Set in 1926 southern Ohio and replete with the era's racism, sexism and anti-immigration sentiment, The Hollows is a fast-paced second installment in Jess Montgomery's Kinship historical mystery series.
In an eerie prologue, an elderly woman stumbles through the Appalachian woods by the light of a full moon, seeking the Moonvale Hollow Tunnel. The novel then moves ahead two hours, as Sheriff Lily Ross arrives to investigate the death of an unidentified woman found on the train tracks under the tunnel.
Lily is a conscientious sheriff, although some dismiss her as "a novelty," appointed to fill her late husband's term. (While The Hollows is a satisfying stand-alone, several plot threads originate in The Widows, book one of the series.) Running for re-election against an heir to the village founders and raising her two children is demanding, but Lily feels compelled to identify the woman and the truth about her death. Supporting her are her two best friends, wise yet timid Hildy, immersed in her own drama of a secret affair with a coal miner, and bold Marvena, an organizer for the United Mine Workers, whose other skills include making moonshine. Hildy and Marvena become integral to solving the case, while their individual stories enhance The Hollows.
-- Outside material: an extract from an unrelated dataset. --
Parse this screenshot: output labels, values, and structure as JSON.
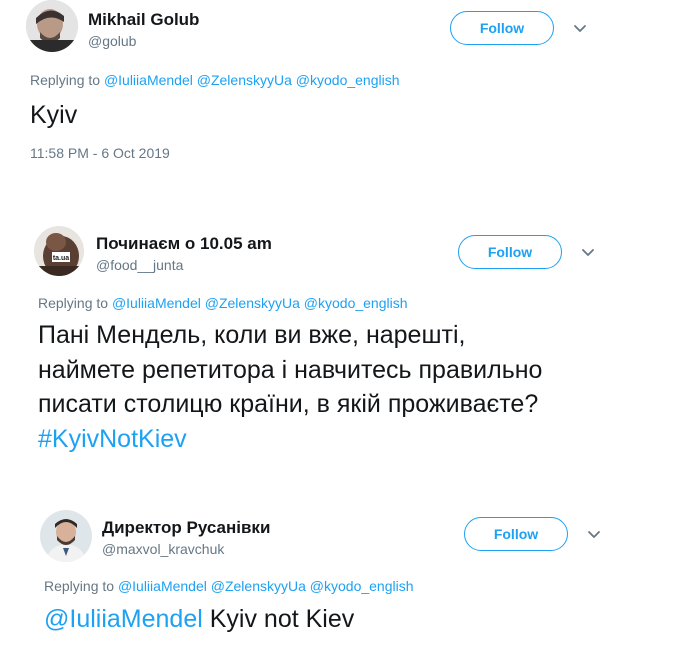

Colorful Appalachian dialect and details of geography and nature add to a well-crafted mystery that takes place primarily over two weeks. The Immigration Act of 1924, which limited potential miners; the southern Ohio underground railroad stops and its Quaker supporters; and the Women's KKK movement of the 1920s emerge as factors in the case, making The Hollows dynamic historical fiction as well as a riveting mystery. --Cheryl Krocker McKeon, freelance reviewer and former bookseller